"Therefore put away all filthiness and rampant wickedness and receive with meekness the implanted word, which is able to save your souls." James 1:21James exhorts believers to stop consuming the foolish things of the world and instead fill our reservoir with the Word of God, planting it inside of our souls. Even if the earthly things we indulge in aren't necessarily grave evils or wicked actions, they still have the ability to tear us apart from our fellowship with God. They can't provide us with a filled reservoir. I can watch my favorite movies and still not be filled. I can speak to my best friend for hours and still not be filled. I can read my favorite books a thousand times over and it still will not fill my reservoir like my Bible can and will. There is no amount of placid productivity that replaces the work of the Word of God within me. Another key word in this verse from James is "meekness." We receive the Word of God, it becomes implanted in us, when we have a posture of meekness–a posture that imitates the character of the incarnate Christ. Choosing meekness over pride and boasting allows us to submit to hearing the Word of the Lord unadulteratedly. When we approach our Bibles with humility and gentleness, we're better able to receive it in a sturdy way, implanted within our new nature in Christ. The implantation of the Word of God within us is what fills our wearied, emptied reservoirs. We will surely profit when we approach Scripture with a spirit of meekness, ready to receive instruction. Having Scripture planted inside of our minds, being filled to the brim with the Word of the Lord, grows great abundance in our souls, strengthening us and readying us for complete obedience unto God. We know from Hebrew 4:12 that our Scripture is living and active, penetrating our hearts and minds and judging us accordingly. We know from 2 Timothy 3:16 that Scripture is breathed-out by God, useful and profitable to us, and fully equips us. We know from Isaiah 40:8 that the Word of God endures forever. Through our Bibles the Holy Spirit teaches us, upholds us, and defends us. He fills our reservoirs, calling and compelling us forward in our maturity.

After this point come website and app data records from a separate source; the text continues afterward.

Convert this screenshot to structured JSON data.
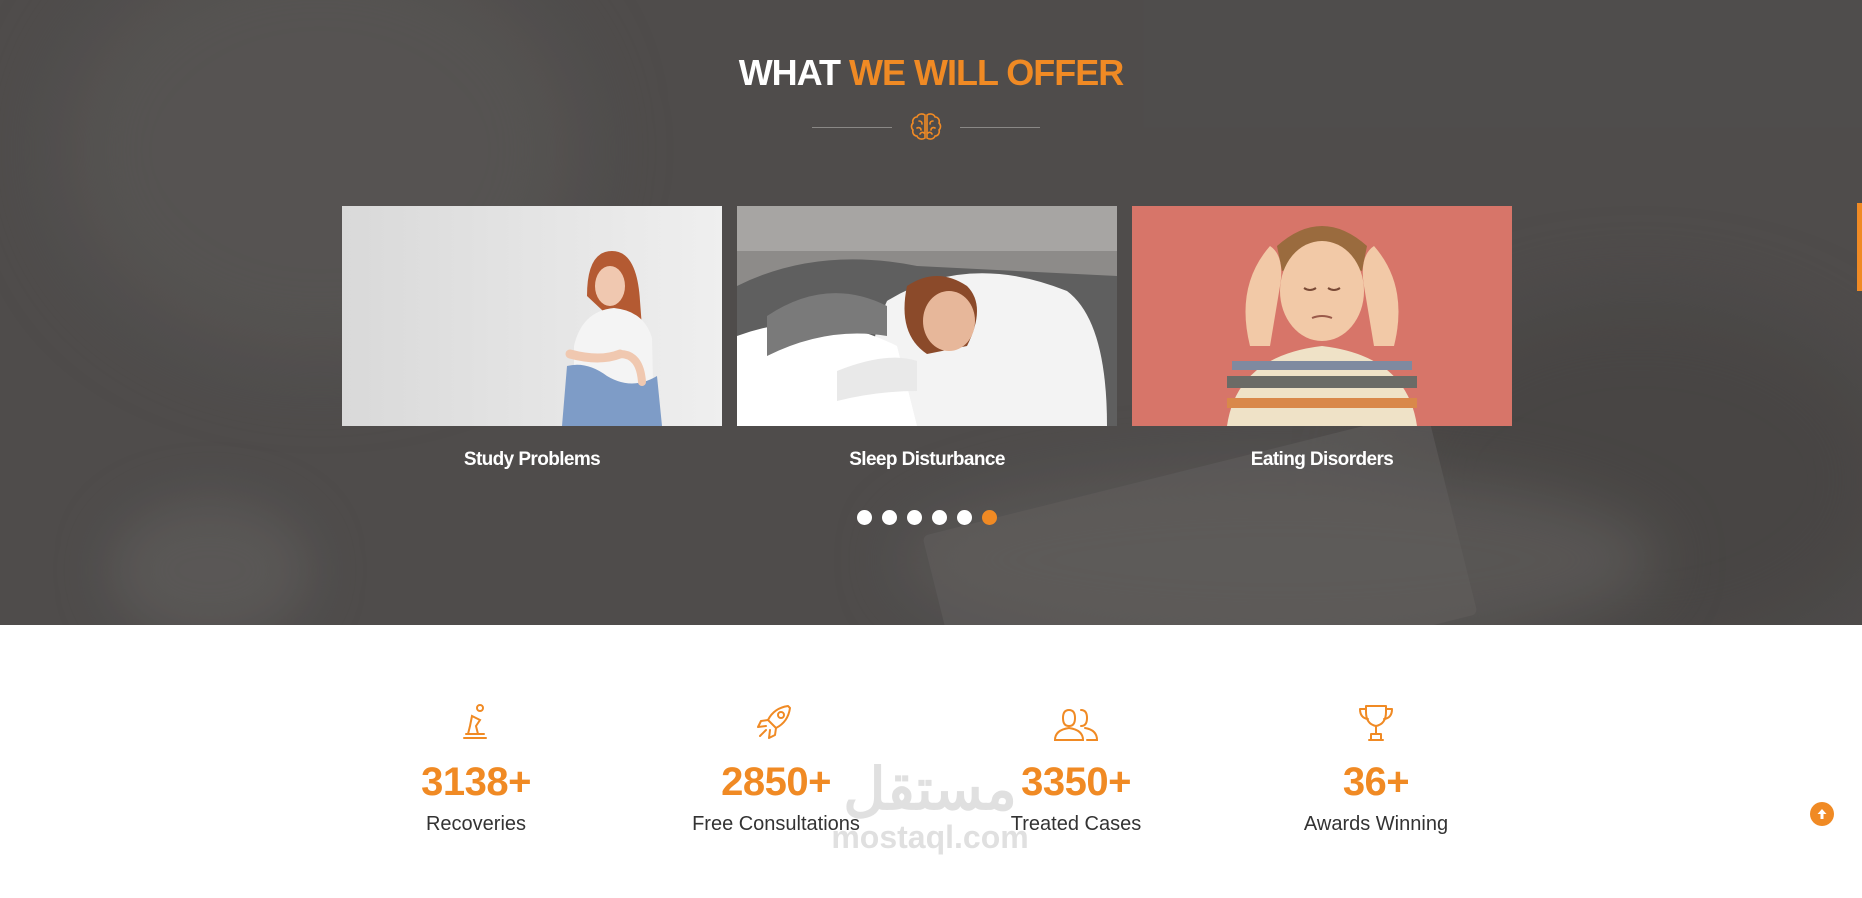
{
  "offer": {
    "title_plain": "WHAT",
    "title_highlight": "WE WILL OFFER",
    "cards": [
      {
        "caption": "Study Problems"
      },
      {
        "caption": "Sleep Disturbance"
      },
      {
        "caption": "Eating Disorders"
      }
    ],
    "carousel": {
      "total": 6,
      "active_index": 5
    }
  },
  "stats": [
    {
      "icon": "chess-piece-icon",
      "value": "3138+",
      "label": "Recoveries"
    },
    {
      "icon": "rocket-icon",
      "value": "2850+",
      "label": "Free Consultations"
    },
    {
      "icon": "users-icon",
      "value": "3350+",
      "label": "Treated Cases"
    },
    {
      "icon": "trophy-icon",
      "value": "36+",
      "label": "Awards Winning"
    }
  ],
  "watermark": {
    "arabic": "مستقل",
    "latin": "mostaql.com"
  },
  "colors": {
    "accent": "#f08a24",
    "hero_bg": "#535150",
    "text_dark": "#333333"
  }
}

"Like newborn infants, long for the pure spiritual milk, that by it you may grow up into salvation– if indeed you have tasted that the Lord is good." 1 Peter 2:2-3Peter is reminding us that Scripture nourishes us. We begin by tasting that the Lord is good. We savor the sweetness of Jesus Christ. We lap up the spiritual milk that is given to us, but we cannot expect to be sustained in milk alone. We move forward toward full meals, and even fuller feasts. We crave the Word of God, knowing that we will be filled from it. Our appetites grow alongside our spiritual walks; as we are able to eat more, our walks with God deepen. And as our walk with God deepens, the size of our reservoirs grow. And when it grows, it can no longer be filled with earthy things. It won't be saturated by the things of the world. It can only be filled by more and more of Jesus Christ. But why is implanting the Word of God within you, letting it fill your reservoir, important for your personal life? Because whatever fills your reservoir is what you will produce. Whatever you spend your time doing, whether its TV watching, music listening, creative doodling–all of it will influence whatever it is you want to spend your time producing. TV, music, and drawing aren't bad things but their quality, their wholesomeness and density, are things to pay attention to. What we consume influences what we say, how we act, and what we spend your time thinking of and dwelling on. We must be attentive to the things that we take-in. Consumption matters in this life because we have the option to consume things that are bad for us, or bad for our fellow believers. In the life to come, we will only be able to consume good things, and that will lead to inexhaustible praise of God. But on this side of Heaven, we have a choice, a choice that can either draw ourselves and others closer to God or put a wedge between us all. Sarah Morrison is a staff writer for The Daily Grace Co.